A new debt package, plus a new Chair (Mark Graham Johnson), and the pending appointment of former Suncorp CEO David Foster to its board, all bode well for Brisbane-based group in 2016.

The company deserves a lot of kudos for the way it’s aggressively grown its business through a growth-by-acquisition strategy – costing it around $1 billion – which have taken its child care centre numbers to around 455 across both Australia and Singapore.

In simple terms, the stock’s value creation thus far has come from what’s called a ‘multiples arbitrage’. In other words, G8 buys childcare centres privately at a multiple of four to five times EBIT, and then raises equity as a public company at an average of about nine times.

However, what you need to keep an eye on is its heavy reliance on finance and share issues to grow sales. The company typically picks off clusters of individual businesses from private owners using funds raised from public markets (i.e. shareholders) at much higher rates or debt. 

Given the growing pressure that these acquisitions have placed on its balance sheet, you should look for greater disclosure on the occupancy rates of its child care centres, the purchase price and location of new centres, plus a better understanding of its total operating cash flow.

Unsurprisingly, net-debt to equity – now at 50% – has grown significantly within recent years, and its total funding gap has grown to $668 million. Given the meteoric growth-by-acquisition strategy adopted failed rival ABC Learning, you need to watch G8’s cash flow and the future manageability of its gearing levels carefully.

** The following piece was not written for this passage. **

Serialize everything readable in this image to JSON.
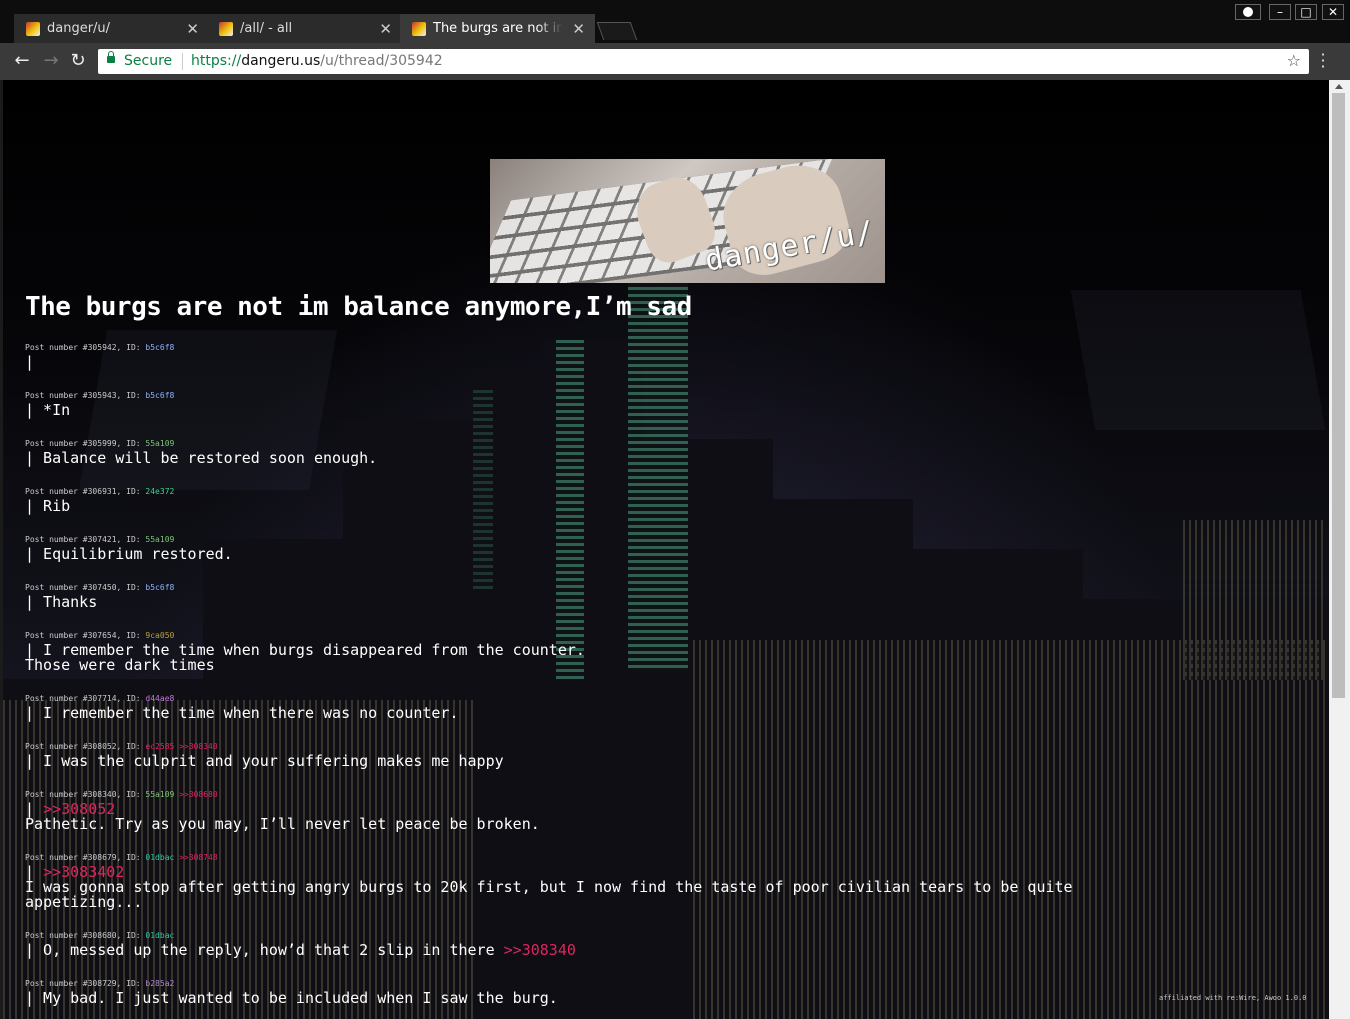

Admittedly, at 1.41, G8’s cash flow ratio appears pretty good. However, when compared with a cash flow ratio of 2.11 back in 2010, it’s clear that recent acquisitions are starting to stretch the balance sheet.

What’s equally concerning for investors is the longer-term impact of its growth-by-acquisition strategy on its highly attractive (quarterly paid) dividend yield of 6.5%, which once franking credits are added grosses up to around 11%.

While quarterly dividends – which are currently around 50% of total cash flow – appear sustainable at current levels, this may not remain the case if G8 continues to rely on additional debt which can and does dilute shareholder value.

It’s likely that taking on additional finance could see the company pay substantially higher rates, subject to interest rates and investor appetite for debt at the time.

Despite G8’s long-term funding gap, long-term cash flow relative to reported profits is strong, and the stock is expected to continue delivering the exceptional earnings per share (EPS) growth that shareholders have enjoyed over the last five years; with EPS of $0.25% (F) in 2015, jumping to $0.28 and $0.32 in 2016 and 2017 respectively.

However, the profitability of G8’s acquisitions appears to be deteriorating, and much of the increase in equity can be attributable to equity raisings. Equally revealing, new share capital of $510 million eclipses the $31 million of retained earnings.

At face value, G8 is becoming a riskier investment, and with only around 7% share of long-term care centres in Australia, more acquisitions appear inevitable. There’s growing concern that with quality acquisitions become scarcer and competition for acquisitions threatening to erode the multiple arbitrage G8 has achieved in the past, growth could become less bankable.

Based on some 12 month targets of around $4.30, the current share price looks like a reasonably attractive entry point, especially for those taking a long-term view on the stock.

Get underneath G8’s headline numbers next reporting season, and pay particular attention to increased debt levels, cash flow, and return on assets. Also pay close attention to any underlying commentary on the likely funding of future debt to perpetuate its growth-by-acquisition strategy.